Secondly, social media is about two things - social and media.

You handled the social part pretty well. If you'll have your bot contact my bot, I'll have my bot explain the media part to your bot and then both our bots will have a clue. ;-)

I thought it was just me @blockurator, but "assflakes" got me too!!

It just sounds funny. :-)

Well said @denmarkguy! I completely agree ... with all of it :) Bots and automation take the social out of social media of any kind.

I absolutely love love love your personalized approach to your e-Bay customers too! The fact that they know and feel that you care enough to know something personal about them, certainly lends to the amount of trust they put in you, so of course, they're willing and eager to buy from you too. It's all about people, trust, and connections ... something that goes a long way in life, but unfortunately, something that many have forgotten.

And lastly, assflakes! I've heard of asshats, assholes, ass...a bunch of other things...but never assflakes :) Love it! Thank you for adding to my vocabulary haha

Yeah, I liked the personalized eBay approach too. It certainly works, but it's time consuming, which is why lazy people look for automated ways of doing things.

Unfortunately, so true.

Sometimes it can get overwhelming to engage, engage, engage... but I rather work on that even if it s a little bit late (like now ;D) then to send out something that doesn't really mean anything.
Now that you mention it, it's true.
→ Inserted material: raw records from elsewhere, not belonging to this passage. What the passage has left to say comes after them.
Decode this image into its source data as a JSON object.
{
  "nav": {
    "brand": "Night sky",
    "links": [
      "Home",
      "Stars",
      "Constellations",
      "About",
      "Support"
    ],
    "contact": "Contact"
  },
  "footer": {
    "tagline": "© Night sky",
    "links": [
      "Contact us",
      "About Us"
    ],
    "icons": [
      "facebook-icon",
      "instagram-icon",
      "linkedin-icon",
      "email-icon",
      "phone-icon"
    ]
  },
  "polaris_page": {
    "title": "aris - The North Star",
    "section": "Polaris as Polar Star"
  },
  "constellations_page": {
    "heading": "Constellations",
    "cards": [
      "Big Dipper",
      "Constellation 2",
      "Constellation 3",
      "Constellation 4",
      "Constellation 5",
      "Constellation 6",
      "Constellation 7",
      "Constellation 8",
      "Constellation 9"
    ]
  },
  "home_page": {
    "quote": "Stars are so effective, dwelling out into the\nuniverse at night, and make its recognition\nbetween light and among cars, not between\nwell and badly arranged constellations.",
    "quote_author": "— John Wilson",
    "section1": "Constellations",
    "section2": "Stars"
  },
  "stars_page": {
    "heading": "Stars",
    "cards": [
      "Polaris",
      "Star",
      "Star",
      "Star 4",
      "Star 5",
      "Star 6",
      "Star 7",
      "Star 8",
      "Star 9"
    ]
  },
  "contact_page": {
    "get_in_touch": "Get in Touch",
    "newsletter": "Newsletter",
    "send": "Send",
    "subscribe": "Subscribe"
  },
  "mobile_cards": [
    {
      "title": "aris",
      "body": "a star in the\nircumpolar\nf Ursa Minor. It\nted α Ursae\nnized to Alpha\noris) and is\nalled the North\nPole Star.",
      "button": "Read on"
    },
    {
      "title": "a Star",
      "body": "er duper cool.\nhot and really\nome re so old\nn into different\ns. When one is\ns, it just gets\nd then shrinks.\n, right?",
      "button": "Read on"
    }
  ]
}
There are more comments on my posts these days...
Wow on the personal emails you send out to your 600 eBay clients....
that's very commendable
Thank you for sharing these thoughts

Well said, interaction is the key on any social media but I have pruned mine down to one, steemit.